Why was I so excited? Well I just knew they would work wonderfully with my DoReMi Piano students.
DoReMi Piano starts by introducing students, via the concept of high and low, to the pitches, solfa or singing names of “so” and “mi”. These two pitches are the easiest for beginner musicians to sing since they commonly occur in many playground songs and of course the irritating “ner ner” taunt! The students learn to sing these pitches through songs and games. Then they learn where to find them on the keyboard.
Once students are confident with these two pitches they are ready to add a third pitch “la” which also commonly occurs in playground songs and taunts.
Some students apply these pitches to the keyboard with ease. Others have more trouble. Any key on the keyboard can be “so“, which means there are many correct locations. We start with the black keys to limit the options and eventually we move to the white keys. This is where the puzzle erasers come in!
For students struggling with the locations of “la”, “so” and “mi” we can use the cute animals to find our keys. We build them up by starting with “so”, then “mi”, then “la”. They love choosing from my bag of “friends”. This student has placed the tiger on “so”, the piggy on “mi” and the cow on “la”.
You can see how the animals sit nicely on the keys and if they’re played gently they don’t fall off. Plus they are kinder to the keys than the Lego mini-figures I had been using!
But that’s not all they can do! When the student is ready to move to the white keys, they make it really easy to show how “la”, “so” and “mi” can move. One animal can’t move on its own though, if one moves they all have to move. Getting the students to move the animals themselves gives them an understanding of the nature of transposition. Not that we use that term just yet! If they make a mistake, all they need to do is play the keys and they soon hear the problem.

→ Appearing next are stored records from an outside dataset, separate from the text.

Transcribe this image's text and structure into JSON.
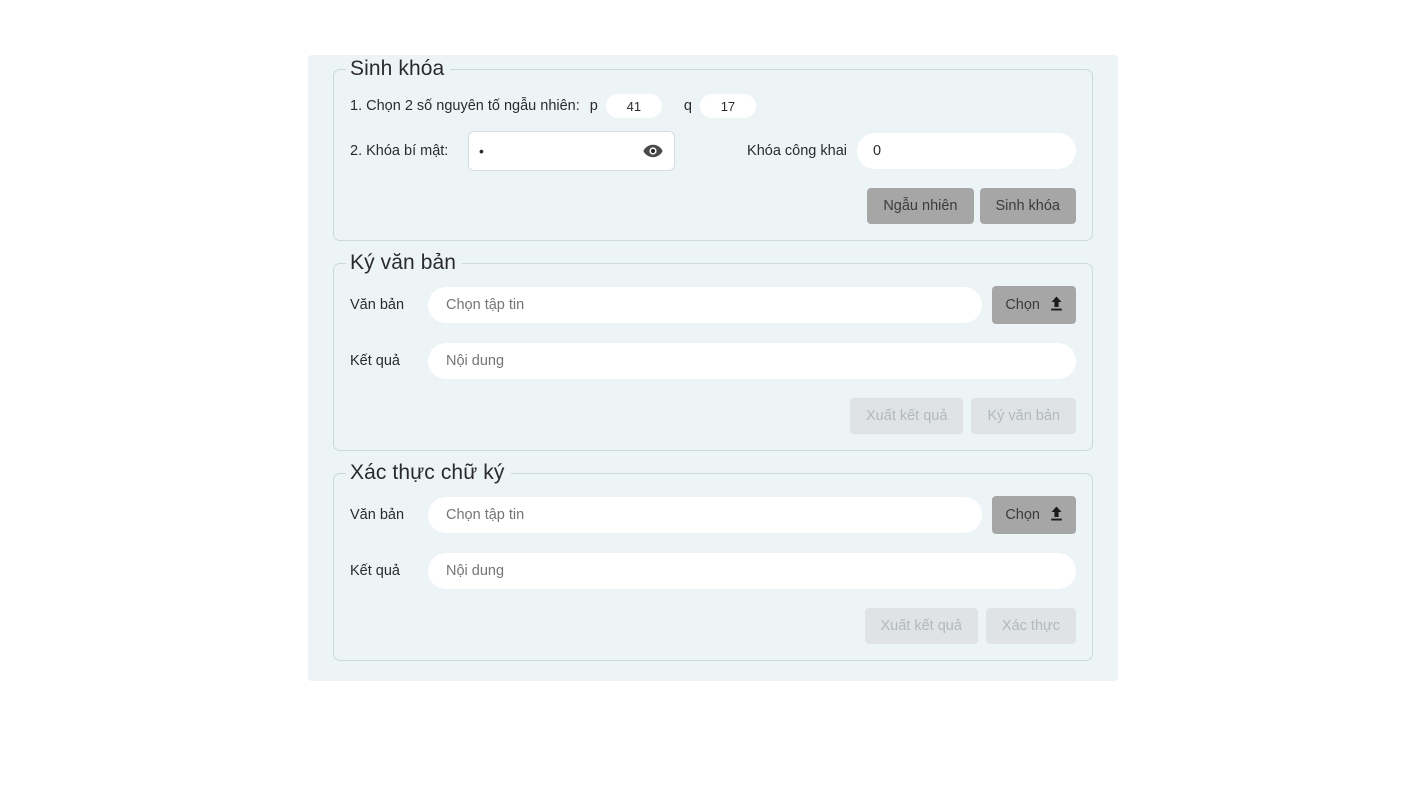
{
  "sections": {
    "keygen": {
      "legend": "Sinh khóa",
      "primes_label": "1. Chọn 2 số nguyên tố ngẫu nhiên:",
      "p_label": "p",
      "p_value": "41",
      "q_label": "q",
      "q_value": "17",
      "secret_label": "2. Khóa bí mật:",
      "secret_value": "•",
      "toggle_icon": "eye-icon",
      "public_label": "Khóa công khai",
      "public_value": "0",
      "random_button": "Ngẫu nhiên",
      "generate_button": "Sinh khóa"
    },
    "sign": {
      "legend": "Ký văn bản",
      "doc_label": "Văn bản",
      "doc_placeholder": "Chọn tập tin",
      "result_label": "Kết quả",
      "result_placeholder": "Nội dung",
      "choose_button": "Chọn",
      "choose_icon": "upload-icon",
      "export_button": "Xuất kết quả",
      "action_button": "Ký văn bản"
    },
    "verify": {
      "legend": "Xác thực chữ ký",
      "doc_label": "Văn bản",
      "doc_placeholder": "Chọn tập tin",
      "result_label": "Kết quả",
      "result_placeholder": "Nội dung",
      "choose_button": "Chọn",
      "choose_icon": "upload-icon",
      "export_button": "Xuất kết quả",
      "action_button": "Xác thực"
    }
  },
  "colors": {
    "panel_background": "#edf4f6",
    "border": "#cdd8dc",
    "button_active": "#a6a6a6",
    "button_disabled": "#dfe3e5",
    "button_disabled_text": "#b2b9bc",
    "text": "#2b2b2b",
    "field_background": "#ffffff"
  }
}
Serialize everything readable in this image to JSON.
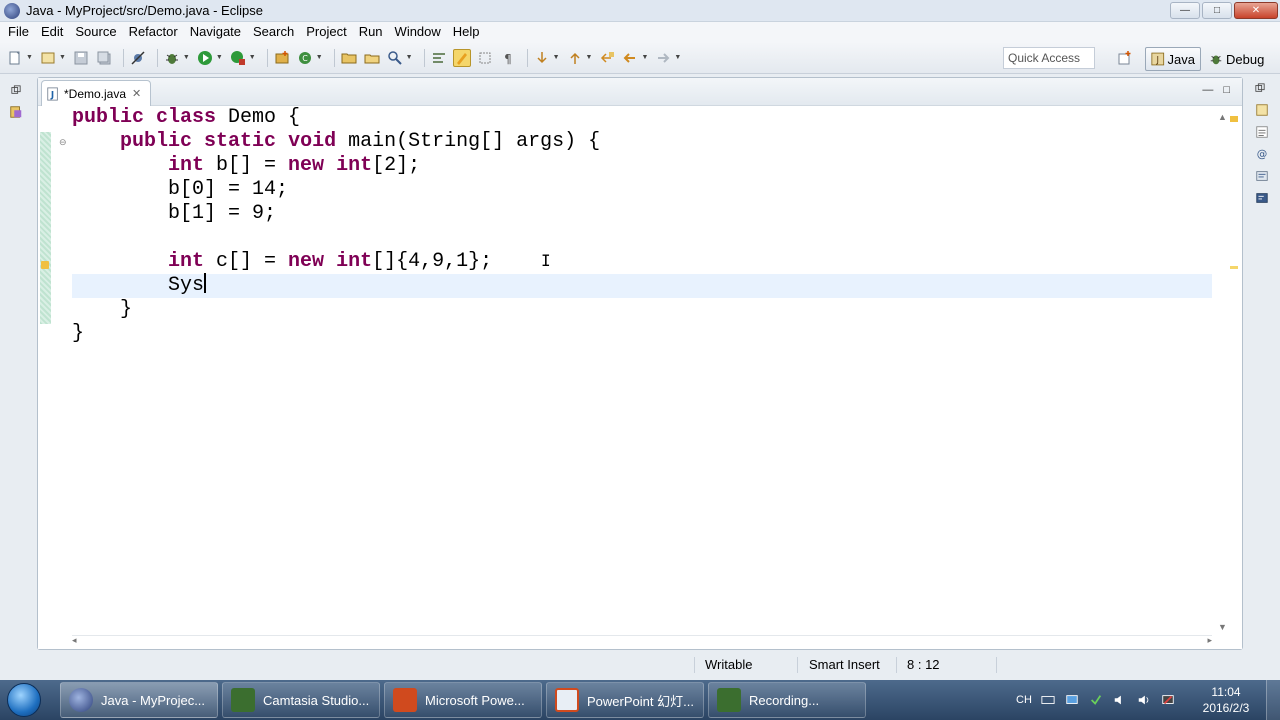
{
  "window": {
    "title": "Java - MyProject/src/Demo.java - Eclipse",
    "controls": {
      "minimize": "—",
      "maximize": "□",
      "close": "✕"
    }
  },
  "menu": [
    "File",
    "Edit",
    "Source",
    "Refactor",
    "Navigate",
    "Search",
    "Project",
    "Run",
    "Window",
    "Help"
  ],
  "toolbar": {
    "quick_access_label": "Quick Access",
    "perspectives": [
      {
        "label": "Java",
        "icon": "java-perspective-icon",
        "active": true
      },
      {
        "label": "Debug",
        "icon": "debug-perspective-icon",
        "active": false
      }
    ]
  },
  "editor": {
    "tab_label": "*Demo.java",
    "close_glyph": "✕",
    "view_minimize": "—",
    "view_maximize": "□",
    "current_line_index": 7,
    "lines": [
      [
        {
          "t": "public",
          "k": 1
        },
        {
          "t": " "
        },
        {
          "t": "class",
          "k": 1
        },
        {
          "t": " Demo {"
        }
      ],
      [
        {
          "t": "    "
        },
        {
          "t": "public",
          "k": 1
        },
        {
          "t": " "
        },
        {
          "t": "static",
          "k": 1
        },
        {
          "t": " "
        },
        {
          "t": "void",
          "k": 1
        },
        {
          "t": " main(String[] args) {"
        }
      ],
      [
        {
          "t": "        "
        },
        {
          "t": "int",
          "k": 1
        },
        {
          "t": " b[] = "
        },
        {
          "t": "new",
          "k": 1
        },
        {
          "t": " "
        },
        {
          "t": "int",
          "k": 1
        },
        {
          "t": "[2];"
        }
      ],
      [
        {
          "t": "        b[0] = 14;"
        }
      ],
      [
        {
          "t": "        b[1] = 9;"
        }
      ],
      [
        {
          "t": ""
        }
      ],
      [
        {
          "t": "        "
        },
        {
          "t": "int",
          "k": 1
        },
        {
          "t": " c[] = "
        },
        {
          "t": "new",
          "k": 1
        },
        {
          "t": " "
        },
        {
          "t": "int",
          "k": 1
        },
        {
          "t": "[]{4,9,1};"
        }
      ],
      [
        {
          "t": "        Sys"
        }
      ],
      [
        {
          "t": "    }"
        }
      ],
      [
        {
          "t": "}"
        }
      ]
    ]
  },
  "status": {
    "writable": "Writable",
    "insert_mode": "Smart Insert",
    "position": "8 : 12"
  },
  "taskbar": {
    "tasks": [
      {
        "label": "Java - MyProjec...",
        "icon": "eclipse-icon",
        "color": "#2c3f7a",
        "active": true
      },
      {
        "label": "Camtasia Studio...",
        "icon": "camtasia-icon",
        "color": "#3b6e2f",
        "active": false
      },
      {
        "label": "Microsoft Powe...",
        "icon": "powerpoint-icon",
        "color": "#d04a1e",
        "active": false
      },
      {
        "label": "PowerPoint 幻灯...",
        "icon": "powerpoint-slideshow-icon",
        "color": "#d04a1e",
        "active": false
      },
      {
        "label": "Recording...",
        "icon": "recording-icon",
        "color": "#3b6e2f",
        "active": false
      }
    ],
    "tray_lang": "CH",
    "time": "11:04",
    "date": "2016/2/3"
  }
}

So thanks Diane, on behalf of my students and myself. Our lessons are not only full of joy, they are also more effective.